Lysosomal malfunction is associated with many age-related disorders including Alzheimer’s disease and macular degeneration. The lysosome plays a crucial role in autophagy and is responsible for breaking down proteins into amino acids, but certain spontaneous chemical modifications associated with long-lived proteins can interfere with this process. In particular, isomerization/epimerization (which can accumulate rapidly in peptides or disordered protein domains containing aspartic acid or by deamidation of asparagine) are known to interfere with proteolysis. Unfortunately, isomerization/epimerization do not lead to a change in mass, making them invisible to traditional proteomics. However, it is possible to distinguish peptide isomers in MS/MS spectra if the dissociation method is sensitive to structural differences. Typically collision-induced dissociation struggles to identify isomers, but we have demonstrated that enhanced structural sensitivity of radical-directed dissociation is ideal for isomer/epimer identification. We have identified many sites of isomerization in long-lived proteins derived from the eye lens, but have also demonstrated that such modifications can occur in a few weeks and are relevant to other tissues.
Here, we explore the effect of isomerization/epimerization on lysosomal degradation by examining proteolysis of a variety of model peptides with a suite of cathepsins, the major proteases in the lysosome. It is demonstrated that proteolysis is prevented to varying degrees by all isomer/epimers. In some instances, protection of 13 residues is afforded by a single, centrally located isomerized residue. This behavior can easily be rationalized by examining the structural details of protease active sites, which are defined by a binding groove where the peptide backbone must be precisely localized for hydrolysis. Isomerization/epimerization both represent structural changes that cannot be accommodated by these binding grooves.
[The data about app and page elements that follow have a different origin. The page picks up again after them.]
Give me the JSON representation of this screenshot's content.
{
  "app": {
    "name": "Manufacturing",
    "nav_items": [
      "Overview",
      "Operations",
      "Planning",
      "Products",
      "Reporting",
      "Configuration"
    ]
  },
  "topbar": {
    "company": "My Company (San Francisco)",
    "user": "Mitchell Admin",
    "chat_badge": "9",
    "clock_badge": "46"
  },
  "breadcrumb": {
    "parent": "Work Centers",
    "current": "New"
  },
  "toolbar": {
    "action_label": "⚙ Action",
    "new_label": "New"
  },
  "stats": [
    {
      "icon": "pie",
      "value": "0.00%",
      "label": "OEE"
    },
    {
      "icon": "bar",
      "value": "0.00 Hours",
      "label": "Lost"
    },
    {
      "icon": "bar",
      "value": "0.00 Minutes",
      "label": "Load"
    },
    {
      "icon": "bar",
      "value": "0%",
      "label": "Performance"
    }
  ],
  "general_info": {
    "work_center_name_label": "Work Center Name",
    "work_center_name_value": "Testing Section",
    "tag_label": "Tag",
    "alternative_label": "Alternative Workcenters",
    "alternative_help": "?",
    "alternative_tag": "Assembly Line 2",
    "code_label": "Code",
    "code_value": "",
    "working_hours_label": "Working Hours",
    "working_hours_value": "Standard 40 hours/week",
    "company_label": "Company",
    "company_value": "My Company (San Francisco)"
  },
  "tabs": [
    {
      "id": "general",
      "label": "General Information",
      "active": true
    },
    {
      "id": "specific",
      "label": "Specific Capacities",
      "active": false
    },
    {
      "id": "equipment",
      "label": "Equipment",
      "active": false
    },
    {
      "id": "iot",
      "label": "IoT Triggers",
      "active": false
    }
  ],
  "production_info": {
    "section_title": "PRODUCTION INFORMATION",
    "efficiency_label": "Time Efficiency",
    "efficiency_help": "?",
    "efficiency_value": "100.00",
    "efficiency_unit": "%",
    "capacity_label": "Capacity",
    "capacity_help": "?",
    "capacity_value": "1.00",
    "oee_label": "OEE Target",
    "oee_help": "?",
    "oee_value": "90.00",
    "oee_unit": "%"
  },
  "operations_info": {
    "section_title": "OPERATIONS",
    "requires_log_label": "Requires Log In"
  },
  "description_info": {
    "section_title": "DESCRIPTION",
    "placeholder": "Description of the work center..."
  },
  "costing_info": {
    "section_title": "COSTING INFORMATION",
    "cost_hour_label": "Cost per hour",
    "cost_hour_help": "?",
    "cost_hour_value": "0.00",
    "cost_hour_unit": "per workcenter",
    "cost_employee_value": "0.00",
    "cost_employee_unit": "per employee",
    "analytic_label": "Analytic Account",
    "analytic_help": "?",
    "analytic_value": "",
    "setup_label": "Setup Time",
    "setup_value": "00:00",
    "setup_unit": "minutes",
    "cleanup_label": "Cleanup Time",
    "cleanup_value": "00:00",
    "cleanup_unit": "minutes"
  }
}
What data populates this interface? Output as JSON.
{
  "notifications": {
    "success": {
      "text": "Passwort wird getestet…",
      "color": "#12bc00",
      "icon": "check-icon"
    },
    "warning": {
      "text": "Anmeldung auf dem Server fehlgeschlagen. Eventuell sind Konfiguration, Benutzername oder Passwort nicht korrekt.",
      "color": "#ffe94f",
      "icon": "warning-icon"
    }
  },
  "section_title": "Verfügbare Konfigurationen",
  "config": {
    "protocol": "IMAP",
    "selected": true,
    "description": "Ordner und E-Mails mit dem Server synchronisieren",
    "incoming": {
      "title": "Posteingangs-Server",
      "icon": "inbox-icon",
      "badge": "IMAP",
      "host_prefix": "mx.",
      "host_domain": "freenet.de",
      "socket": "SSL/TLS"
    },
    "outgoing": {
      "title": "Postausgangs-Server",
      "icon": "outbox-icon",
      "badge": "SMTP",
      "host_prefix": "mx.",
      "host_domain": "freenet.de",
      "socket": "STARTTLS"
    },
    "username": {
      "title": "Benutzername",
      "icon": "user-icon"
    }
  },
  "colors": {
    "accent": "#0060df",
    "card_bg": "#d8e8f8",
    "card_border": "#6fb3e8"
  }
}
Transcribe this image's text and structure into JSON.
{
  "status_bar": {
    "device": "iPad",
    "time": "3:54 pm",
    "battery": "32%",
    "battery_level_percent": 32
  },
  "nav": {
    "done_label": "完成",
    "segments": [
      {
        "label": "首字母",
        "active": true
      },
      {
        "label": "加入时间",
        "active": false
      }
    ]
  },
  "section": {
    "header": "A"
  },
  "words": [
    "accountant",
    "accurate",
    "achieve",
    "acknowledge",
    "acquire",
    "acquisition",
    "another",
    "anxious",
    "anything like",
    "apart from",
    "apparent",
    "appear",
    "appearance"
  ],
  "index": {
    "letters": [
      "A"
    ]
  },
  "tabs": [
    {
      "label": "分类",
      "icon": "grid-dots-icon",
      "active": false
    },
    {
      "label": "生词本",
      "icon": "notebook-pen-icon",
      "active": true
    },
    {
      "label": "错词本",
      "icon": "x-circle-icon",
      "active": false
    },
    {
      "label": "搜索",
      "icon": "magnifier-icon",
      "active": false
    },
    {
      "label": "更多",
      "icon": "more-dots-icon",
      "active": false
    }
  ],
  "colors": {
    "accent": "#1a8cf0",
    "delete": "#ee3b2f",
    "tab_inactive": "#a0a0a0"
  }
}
These results foreshadow consequences for autophagy and proteostasis. The inability of lysosomes to break down isomerized peptides should lead to eventual lysosomal storage, which is observed in Alzheimer’s disease.